Image by Joe Amditis.

A Labor Day tribute to Documented and public service journalism

Happy Labor Day, New Jersey!

Joe Amditis
Center for Cooperative Media
4 min readSep 4


Today we honor the history and contributions of workers and the labor movement in the United States — but the fight for worker rights is an ongoing struggle.

In that spirit, I wanted to take this opportunity to spotlight and celebrate a groundbreaking new tool that is not only timely but incredibly relevant, especially amidst the ongoing wave of labor organizing and unionization efforts sweeping the nation:

That new tool is the Wage Theft Monitor by Documented NY.

What is wage theft?

Think of wage theft as the silent pickpocket at work — employers withholding wages or failing to pay workers the minimum or overtime wages they’re legally entitled to. This isn’t just numbers on paper — these are lives affected, disproportionately impacting women, immigrants, and people of color.

Wage theft harms workers, their families, and their communities. It’s not only a violation of labor laws — it’s a violation of human dignity and justice.

Why the Wage Theft Monitor is a game-changer

Based in New York City, Documented focuses on immigration issues and recently released the Wage Theft Monitor.

Imagine Google Maps, but instead of finding the nearest coffee shop, you’re locating businesses found guilty of wage theft. This interactive map, built using data from the state and federal Departments of Labor, is a treasure trove for journalists and consumers.

You can sort businesses by zip code and industry, providing a hyper-local angle that is especially relevant for New Jersey residents living close to New York.

Beyond the numbers

What sets this tool apart is the depth of its data. Documented has compiled tens of thousands of labor violation records from January 2012 to December 2022 — the largest public repository of data on New York businesses found guilty of wage theft.

Although the data only scratches the surface of an estimated $1–4 billion in stolen wages in New York State alone, it’s a substantial step forward.

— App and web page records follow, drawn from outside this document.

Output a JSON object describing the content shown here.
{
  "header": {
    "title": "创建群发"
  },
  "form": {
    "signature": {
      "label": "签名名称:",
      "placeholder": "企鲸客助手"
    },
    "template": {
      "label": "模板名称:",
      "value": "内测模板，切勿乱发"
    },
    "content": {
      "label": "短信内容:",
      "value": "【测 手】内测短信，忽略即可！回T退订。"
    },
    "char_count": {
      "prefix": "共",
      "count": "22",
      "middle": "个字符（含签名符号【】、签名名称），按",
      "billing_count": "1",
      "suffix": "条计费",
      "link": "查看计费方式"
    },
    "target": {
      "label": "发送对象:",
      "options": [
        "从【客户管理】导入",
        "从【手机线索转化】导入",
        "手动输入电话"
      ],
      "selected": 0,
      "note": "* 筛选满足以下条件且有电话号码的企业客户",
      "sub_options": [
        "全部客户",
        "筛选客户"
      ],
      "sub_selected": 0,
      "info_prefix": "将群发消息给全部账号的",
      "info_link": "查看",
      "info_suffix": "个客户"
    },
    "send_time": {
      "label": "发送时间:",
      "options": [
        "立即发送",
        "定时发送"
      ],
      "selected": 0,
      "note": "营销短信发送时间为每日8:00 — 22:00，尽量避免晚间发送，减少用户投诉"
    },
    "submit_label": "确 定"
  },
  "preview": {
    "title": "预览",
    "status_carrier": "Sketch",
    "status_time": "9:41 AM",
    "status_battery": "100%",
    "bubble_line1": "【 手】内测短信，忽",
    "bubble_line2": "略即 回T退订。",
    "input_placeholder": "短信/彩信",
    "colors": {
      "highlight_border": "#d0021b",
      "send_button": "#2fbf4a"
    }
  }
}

For journalists, this is like having a seasoned informant. It’s a starting point for deeper investigations into labor conditions, especially in dangerous work environments.

A salute to public service journalism

As we enjoy this Labor Day, let’s take a moment to celebrate not just the workers, but also the journalists and organizations committed to public service journalism. Tools like the Wage Theft Monitor are prime examples of how journalism can go beyond storytelling and become an actionable resource for communities.

Documented NY’s work with the Wage Theft Monitor does just that. It serves as a public utility, a beacon for workers’ rights, and a starting point for countless impactful stories that could drive legislative changes and workplace reforms. This is the kind of journalism that doesn’t just inform but empowers and catalyzes action.

And while the Wage Theft Monitor only focuses on New York, it highlights the palpable need for a similar tool right here in New Jersey. As we laud Documented NY’s initiative, we should also consider it a call to action for Garden State journalists and policymakers to create a similar resource that addresses wage theft and workers’ rights in our own backyard.

Sounds like a perfect opportunity for some good old collaborative journalism, if you ask me.

Anyway, here’s to the public service journalists and newsrooms out there who work hard every day to arm us with the information we need to make our communities better, fairer, and more just.

May your Labor Day be a reminder of the transformative power of diligent reporting and community-focused journalism.

Joe Amditis is assistant director of products and events at the Center for Cooperative Media. Contact him at or on Twitter at @jsamditis.

About the Center for Cooperative Media: The Center is a primarily grant-funded program of the School of Communication and Media at Montclair State University. Its mission is to grow and strengthen local journalism, and in doing so serve New Jersey residents. The Center is supported with operational and project funding from Montclair State University, the Geraldine R. Dodge Foundation, Democracy Fund, NJ Civic Information Consortium, Rita Allen Foundation, Inasmuch Foundation and the Independence Public Media Foundation. For more information, visit



Joe Amditis
Center for Cooperative Media

Associate director of products + events, Center for Cooperative Media; host + producer, WTF Just Happened Today podcast.